Nobody in Scotland is conned by the idea that a glorified Scottish Grand Committee is the answer. When he denigrates and deliberately insults the genuine, legitimate ambition of the Scottish people for devolution by referring to "a pigmy Parliament", he demeans the office that he holds and shows himself to be the ideologue for which so many people in Scotland have judged him. Why, in a press release issued in London last Tuesday, did he issue a challenge to Labour, saying that the Scottish people should have a say in major constitutional change through a referendum", only for him now to tell the House that any plebiscite is the first step on the road to tyranny? I fear that such double standards, more than anything that we propose, genuinely threaten this nation's unity.

Mr. Forsyth

I stand by what I have said about a referendum—unlike the hon. Gentleman, who cannot say as much. He rubbished my proposal that the Labour party should commit itself to a referendum after the introduction of legislation—

Mr. Robertson

That is not what the right hon. Gentleman said.

Mr. Forsyth

That is indeed what I said, and it is not only me who is saying it. The hon. Member for Linlithgow (Mr. Dalyell), who is inexplicably absent from our proceedings today, says the same in The Guardian today. He argues the same constitutional case: that to ask people to vote on a matter when they cannot see the whole picture in the form of a Bill that has been considered by the House is to subvert Parliament.

The hon. Member for Hamilton (Mr. Robertson) and his leader have been boasting about how they see a referendum as a way of getting the legislation through the House more quickly. I understand that they were advised that the referendum legislation was still on the statute book, but they were ill advised.

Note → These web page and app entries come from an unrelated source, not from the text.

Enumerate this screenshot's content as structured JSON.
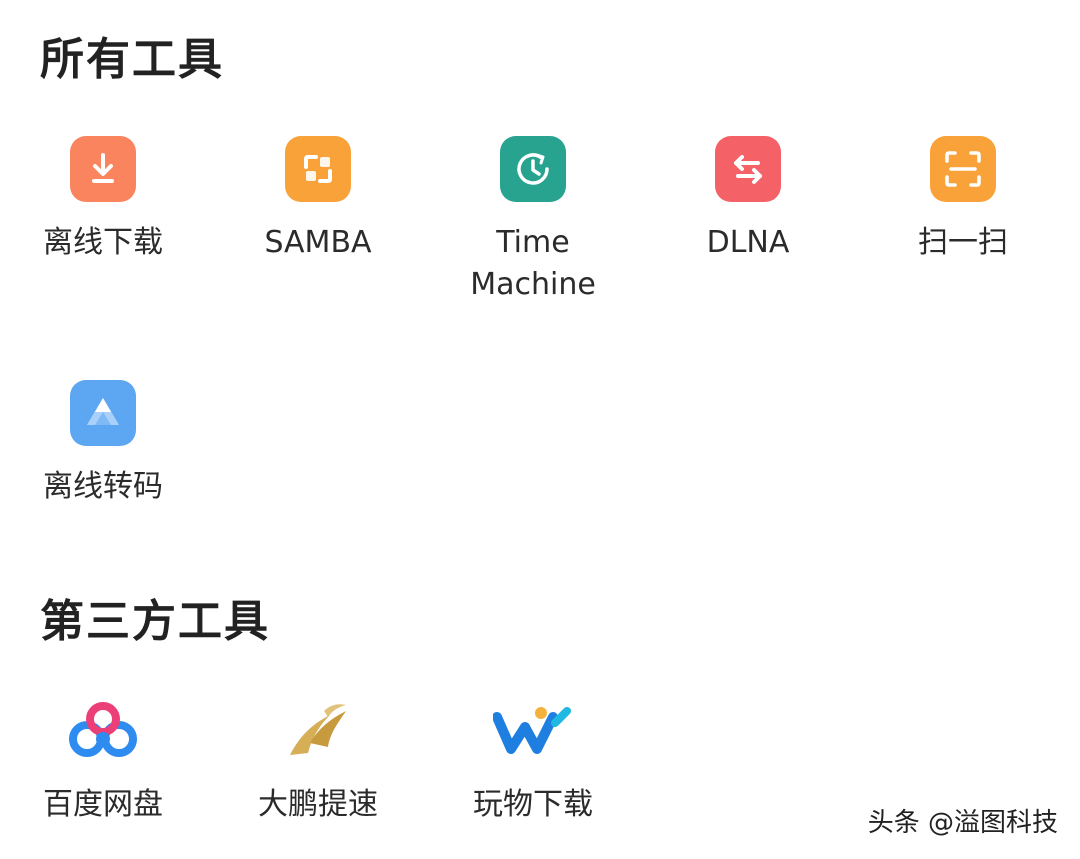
{
  "sections": {
    "all_tools": {
      "title": "所有工具",
      "items": [
        {
          "label": "离线下载",
          "icon": "download-icon",
          "color": "#F9845E"
        },
        {
          "label": "SAMBA",
          "icon": "samba-icon",
          "color": "#F9A23A"
        },
        {
          "label": "Time\nMachine",
          "icon": "clock-icon",
          "color": "#27A390"
        },
        {
          "label": "DLNA",
          "icon": "swap-arrows-icon",
          "color": "#F46268"
        },
        {
          "label": "扫一扫",
          "icon": "scan-icon",
          "color": "#F9A23A"
        },
        {
          "label": "离线转码",
          "icon": "transcode-triangle-icon",
          "color": "#5CA6F2"
        }
      ]
    },
    "third_party_tools": {
      "title": "第三方工具",
      "items": [
        {
          "label": "百度网盘",
          "icon": "baidu-netdisk-logo-icon"
        },
        {
          "label": "大鹏提速",
          "icon": "dapeng-logo-icon"
        },
        {
          "label": "玩物下载",
          "icon": "wanwu-logo-icon"
        }
      ]
    }
  },
  "watermark": "头条 @溢图科技"
}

It is not; it was repealed. A Bill would have to be taken through the House, and it would be fought every inch of the way both here and in the House of Lords. No doubt some in the House of Lords would argue that a question should be asked about removing the House of Lords from the consideration of legislation for Scotland, in which their Lordships have taken part for centuries. The hon. Gentleman should stop tinkering with our constitution for party advantage and realise that new Labour could mean nae Britain.